OGAT runs course showing academies how to ‘restructure’ staff

OGAT runs course showing academies how to 'restructure' staff

A leading academy trust is running £300-per-head sessions to advise school leaders on how they can restructure staff to deliver a “fit-for purpose” curriculum in the face of crippling budget pressures.

Outwood Grange academies trust (OGAT) will host the “curriculum access day”, which will include staff restructuring advice, in March next year for business managers, headteachers and trust chief executives.

The trust is known for giving away its successful method of curriculum planning free on a pen drive, and is now planning further ways to help leaders to cope with squeezed budgets while maintaining a curriculum that meets the needs of all pupils.

However, the inclusion of staff restructuring as part of the sessions could prove controversial.

School Partnership trust academies (since renamed as Delta academies trust) announced a curriculum restructure to balance its books in June, just months after forming a “landmark partnership” with OGAT.

Of course this is a painful process because it affects staff. But [falling finances] are happening everywhere – education is not immune from this

The move threatened up to 88 jobs at seven of its schools and led to the threat of industrial action.

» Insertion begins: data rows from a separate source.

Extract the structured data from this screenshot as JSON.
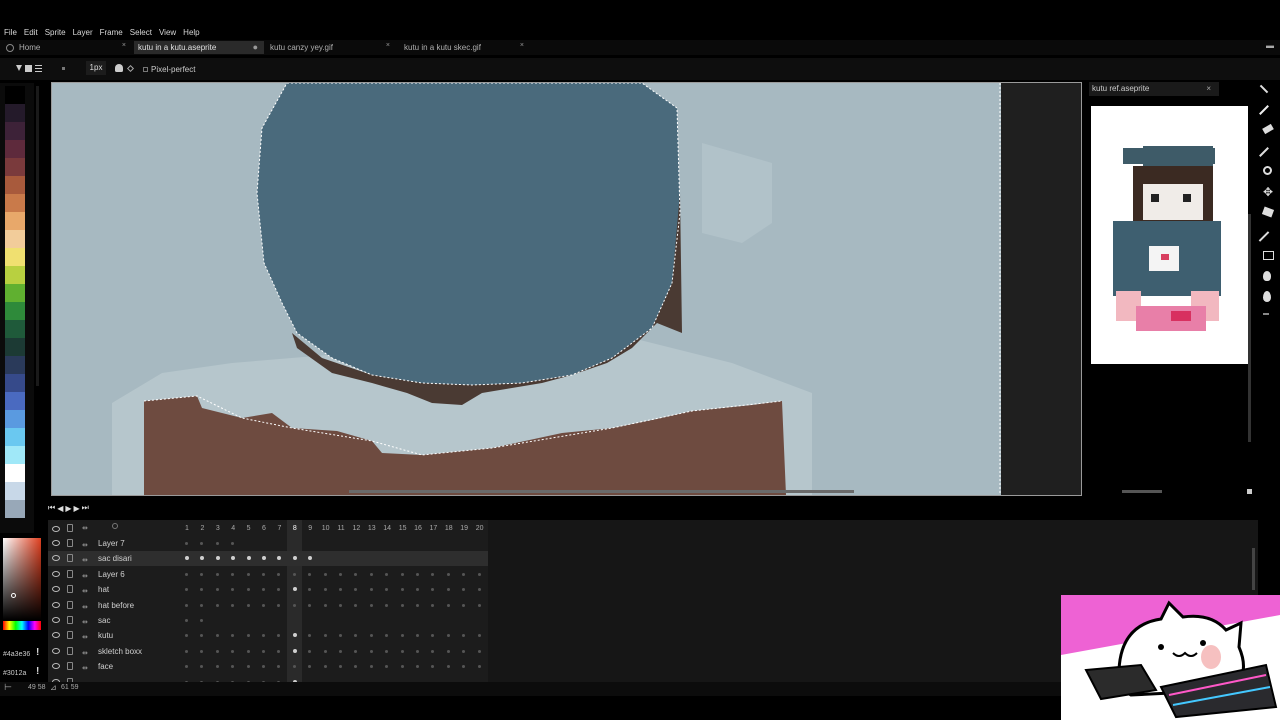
{
  "menu": [
    "File",
    "Edit",
    "Sprite",
    "Layer",
    "Frame",
    "Select",
    "View",
    "Help"
  ],
  "tabs": [
    {
      "label": "Home",
      "active": false,
      "closable": false
    },
    {
      "label": "kutu in a kutu.aseprite",
      "active": true,
      "closable": true
    },
    {
      "label": "kutu canzy yey.gif",
      "active": false,
      "closable": true
    },
    {
      "label": "kutu in a kutu skec.gif",
      "active": false,
      "closable": true
    }
  ],
  "tab_close_glyph": "×",
  "toolbar": {
    "brush_size": "1px",
    "pixel_perfect_label": "Pixel-perfect",
    "pixel_perfect_checked": false
  },
  "palette": [
    "#000000",
    "#241a2a",
    "#3d2238",
    "#5e2a3c",
    "#7a3a3c",
    "#a85a3c",
    "#c97a4a",
    "#e8a86a",
    "#f2cc9a",
    "#f0e070",
    "#b8d040",
    "#60b030",
    "#2e8a3a",
    "#1f5a3a",
    "#1c3a34",
    "#2a3a5a",
    "#364a8a",
    "#4a6ac0",
    "#5a9ae0",
    "#6ac8f0",
    "#a0e8f8",
    "#ffffff",
    "#c8d8e8",
    "#98a8b8"
  ],
  "color_fg_hex": "#4a3e36",
  "color_bg_hex": "#3012a",
  "reference": {
    "title": "kutu ref.aseprite",
    "close_glyph": "×"
  },
  "animation_controls": [
    "⏮",
    "◀",
    "▶",
    "▶",
    "⏭"
  ],
  "timeline": {
    "frames": [
      "1",
      "2",
      "3",
      "4",
      "5",
      "6",
      "7",
      "8",
      "9",
      "10",
      "11",
      "12",
      "13",
      "14",
      "15",
      "16",
      "17",
      "18",
      "19",
      "20"
    ],
    "current_frame": 8,
    "layers": [
      {
        "name": "Layer 7",
        "selected": false
      },
      {
        "name": "sac disari",
        "selected": true
      },
      {
        "name": "Layer 6",
        "selected": false
      },
      {
        "name": "hat",
        "selected": false
      },
      {
        "name": "hat before",
        "selected": false
      },
      {
        "name": "sac",
        "selected": false
      },
      {
        "name": "kutu",
        "selected": false
      },
      {
        "name": "skletch boxx",
        "selected": false
      },
      {
        "name": "face",
        "selected": false
      },
      {
        "name": "...",
        "selected": false
      }
    ]
  },
  "status": {
    "pos": "49 58",
    "size": "61 59"
  },
  "icons": [
    "file-icon",
    "save-icon",
    "hamburger-icon",
    "bucket-icon",
    "pencil-icon",
    "eraser-icon",
    "eyedropper-icon",
    "zoom-icon",
    "move-icon",
    "fill-icon",
    "line-icon",
    "rect-icon",
    "blur-icon",
    "ink-icon",
    "warning-icon"
  ]
}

But Sir Michael Wilkins, the founding chief executive of OGAT who retired in September, told Schools Week: “Money is getting tight and people are having to look at other ways to meet that duty [to provide curriculum for all pupils].

“Of course this is a painful process because it affects staff. But [falling finances] are happening everywhere – education is not immune from this.”

He said the courses were a positive example of collaboration, with OGAT already handing out its curriculum financial planning formula free on memory sticks to hundreds of schools.

The model is based on what the trust believes are sustainable ratios between teaching and non-teaching staff (contact hours), and the number of periods and class sizes (curriculum bonus).

A trust spokesperson said the long-established tool has been used by the trust and others to secure “effective and efficient use of finances to support children’s outcomes”.

Matthew Wheeler, business manager at Bordesley Green girls’ school in Birmingham, said sharing knowledge was always to be welcomed, but said he was “wary of a one-size-fits-all approach”.

He was supportive of balancing curriculums to meet budgets, but said the OGAT approach would not work for all schools.

He urged schools to hold back on making job losses before details of the new funding formula emerged, due to be implemented in 2018. The government has repeatedly said they will be released before Christmas.

Schools Week has previously reported academy trusts contemplating cuts as a result of a budget squeeze.

Leaders said the mixture of flat funding and increasing costs left them no choice but to save on staffing costs.

Wilkins warned: “If they [school leaders] don’t get a balanced budget, they are waiting for somebody to come along, give them a financial warning and take away their right to decide how they spend money.”

The trust, which runs 21 schools, is rated as one of the top performers in the Department for Education’s trust league tables at both key stage 2 and 4, and was one of five trusts awarded a slice of £5 million last year to improve school standards in the north of England.

Wilkins said the £300 charge was to cover the cost of running the sessions – which include professional development from senior trust staff.

The trust’s human resources team will also explain how they support principals to carry out a “teaching staff/and or support staff restructure (where necessary)”.